### [Exercise instructions]
The pictures are to be omitted when the entries are reproduced exactly.

Start of Block

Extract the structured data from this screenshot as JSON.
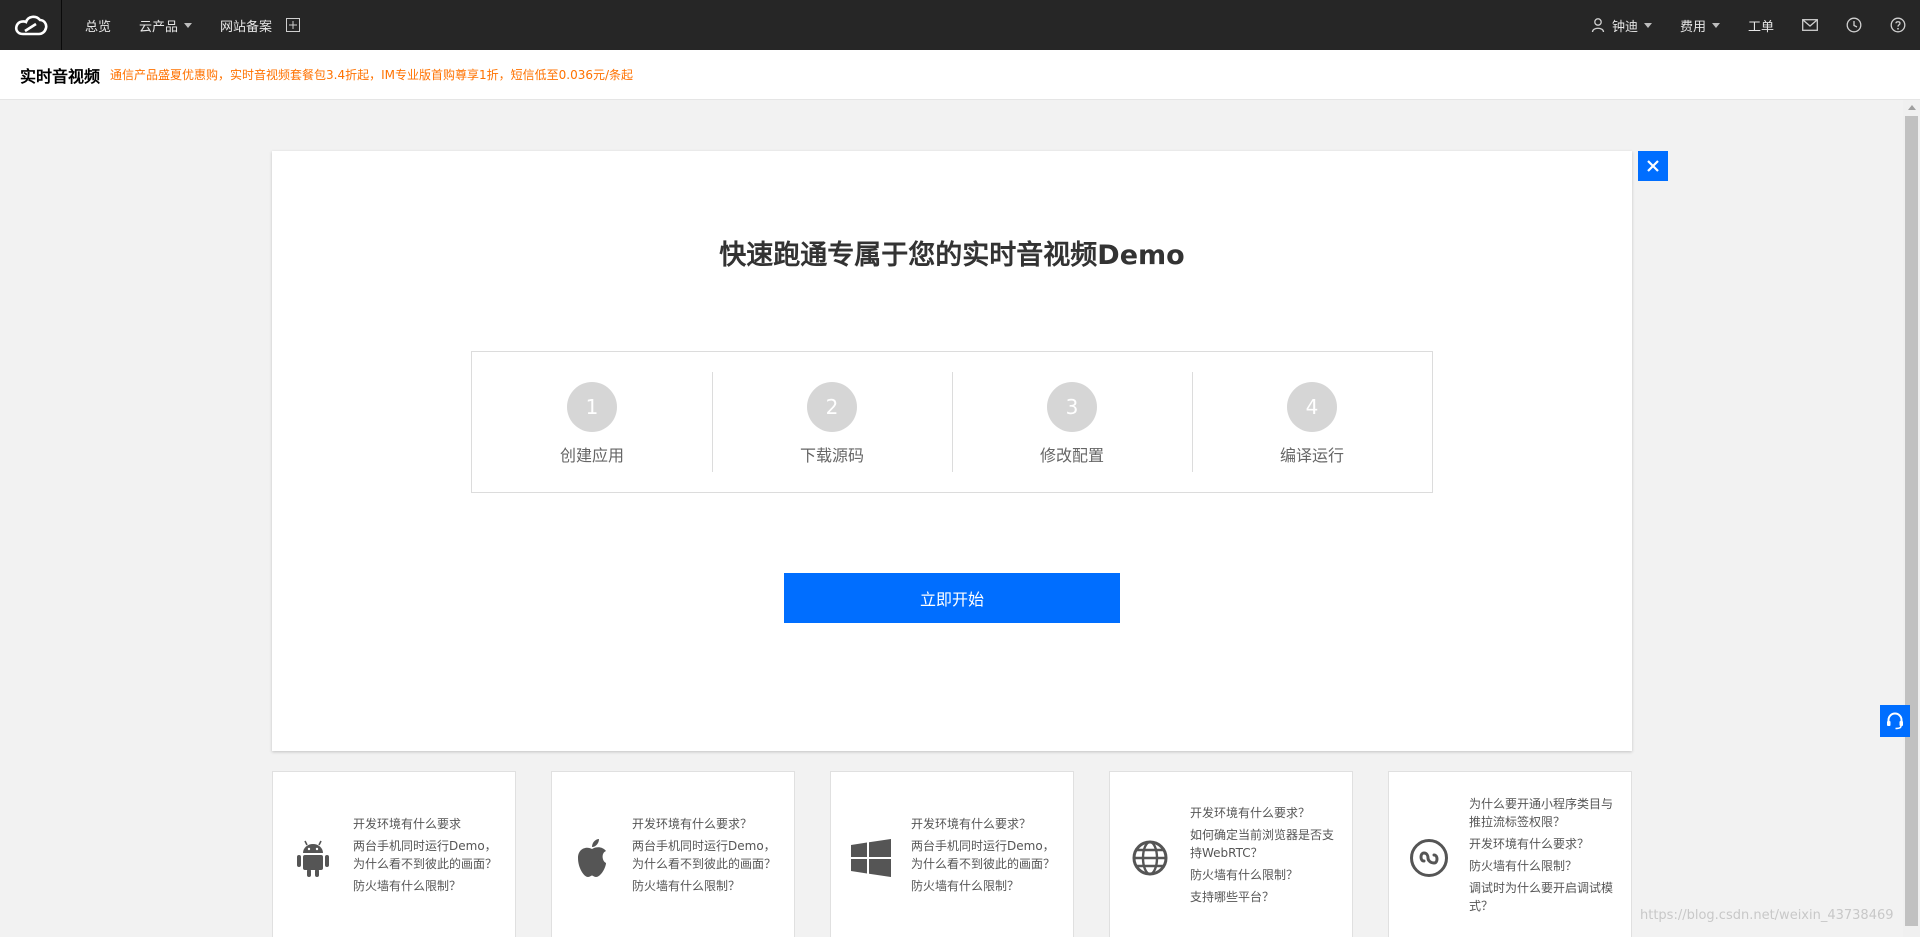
{
  "topbar": {
    "logo_icon": "cloud-logo-icon",
    "nav": [
      {
        "label": "总览"
      },
      {
        "label": "云产品"
      },
      {
        "label": "网站备案"
      }
    ],
    "user": "钟迪",
    "billing": "费用",
    "ticket": "工单"
  },
  "subheader": {
    "title": "实时音视频",
    "promo": "通信产品盛夏优惠购，实时音视频套餐包3.4折起，IM专业版首购尊享1折，短信低至0.036元/条起"
  },
  "main": {
    "heading": "快速跑通专属于您的实时音视频Demo",
    "steps": [
      {
        "num": "1",
        "label": "创建应用"
      },
      {
        "num": "2",
        "label": "下载源码"
      },
      {
        "num": "3",
        "label": "修改配置"
      },
      {
        "num": "4",
        "label": "编译运行"
      }
    ],
    "start_button": "立即开始"
  },
  "faq_cards": [
    {
      "icon": "android-icon",
      "links": [
        "开发环境有什么要求",
        "两台手机同时运行Demo，为什么看不到彼此的画面？",
        "防火墙有什么限制？"
      ]
    },
    {
      "icon": "apple-icon",
      "links": [
        "开发环境有什么要求？",
        "两台手机同时运行Demo，为什么看不到彼此的画面？",
        "防火墙有什么限制？"
      ]
    },
    {
      "icon": "windows-icon",
      "links": [
        "开发环境有什么要求？",
        "两台手机同时运行Demo，为什么看不到彼此的画面？",
        "防火墙有什么限制？"
      ]
    },
    {
      "icon": "globe-icon",
      "links": [
        "开发环境有什么要求？",
        "如何确定当前浏览器是否支持WebRTC？",
        "防火墙有什么限制？",
        "支持哪些平台？"
      ]
    },
    {
      "icon": "mini-program-icon",
      "links": [
        "为什么要开通小程序类目与推拉流标签权限？",
        "开发环境有什么要求？",
        "防火墙有什么限制？",
        "调试时为什么要开启调试模式？"
      ]
    }
  ],
  "watermark": "https://blog.csdn.net/weixin_43738469",
  "colors": {
    "accent": "#006eff",
    "topbar": "#262626",
    "promo": "#ff7200"
  }
}
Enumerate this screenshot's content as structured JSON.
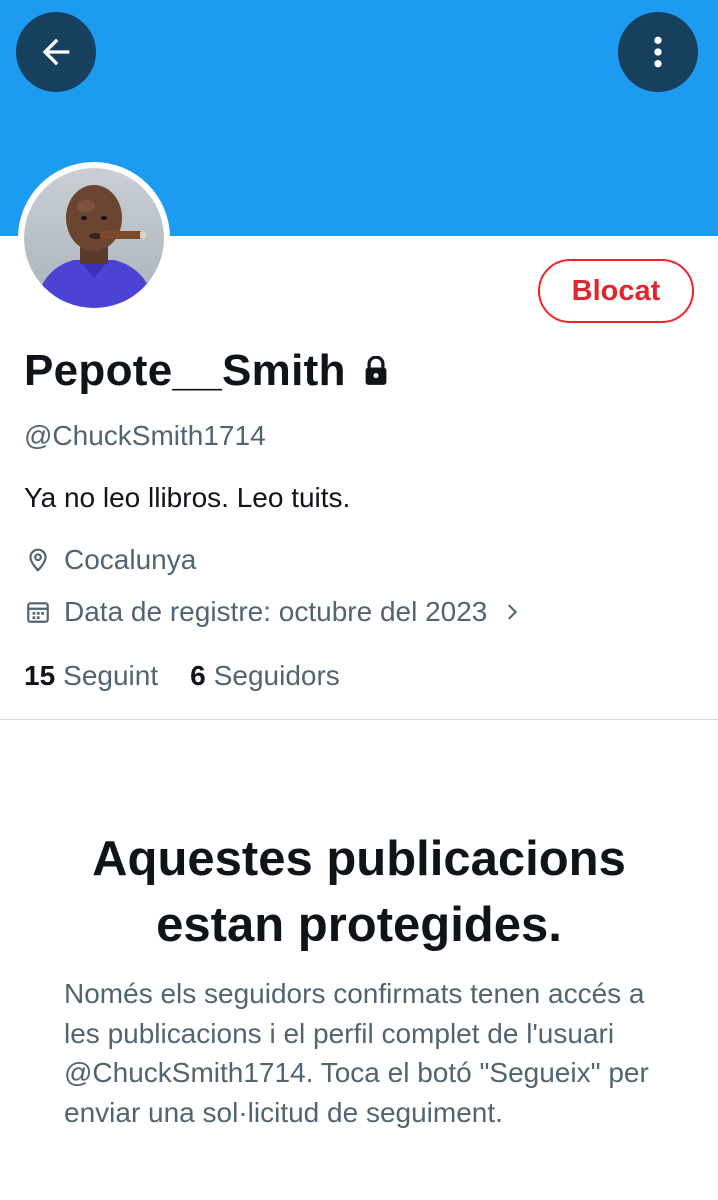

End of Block

### [Result for this task]
Extract the structured data from this screenshot as JSON.
{
  "topbar": {
    "logo_icon": "cloud-logo-icon",
    "nav": [
      {
        "label": "总览"
      },
      {
        "label": "云产品"
      },
      {
        "label": "网站备案"
      }
    ],
    "user": "钟迪",
    "billing": "费用",
    "ticket": "工单"
  },
  "subheader": {
    "title": "实时音视频",
    "promo": "通信产品盛夏优惠购，实时音视频套餐包3.4折起，IM专业版首购尊享1折，短信低至0.036元/条起"
  },
  "main": {
    "heading": "快速跑通专属于您的实时音视频Demo",
    "steps": [
      {
        "num": "1",
        "label": "创建应用"
      },
      {
        "num": "2",
        "label": "下载源码"
      },
      {
        "num": "3",
        "label": "修改配置"
      },
      {
        "num": "4",
        "label": "编译运行"
      }
    ],
    "start_button": "立即开始"
  },
  "faq_cards": [
    {
      "icon": "android-icon",
      "links": [
        "开发环境有什么要求",
        "两台手机同时运行Demo，为什么看不到彼此的画面？",
        "防火墙有什么限制？"
      ]
    },
    {
      "icon": "apple-icon",
      "links": [
        "开发环境有什么要求？",
        "两台手机同时运行Demo，为什么看不到彼此的画面？",
        "防火墙有什么限制？"
      ]
    },
    {
      "icon": "windows-icon",
      "links": [
        "开发环境有什么要求？",
        "两台手机同时运行Demo，为什么看不到彼此的画面？",
        "防火墙有什么限制？"
      ]
    },
    {
      "icon": "globe-icon",
      "links": [
        "开发环境有什么要求？",
        "如何确定当前浏览器是否支持WebRTC？",
        "防火墙有什么限制？",
        "支持哪些平台？"
      ]
    },
    {
      "icon": "mini-program-icon",
      "links": [
        "为什么要开通小程序类目与推拉流标签权限？",
        "开发环境有什么要求？",
        "防火墙有什么限制？",
        "调试时为什么要开启调试模式？"
      ]
    }
  ],
  "watermark": "https://blog.csdn.net/weixin_43738469",
  "colors": {
    "accent": "#006eff",
    "topbar": "#262626",
    "promo": "#ff7200"
  }
}
Enumerate this screenshot's content as structured JSON.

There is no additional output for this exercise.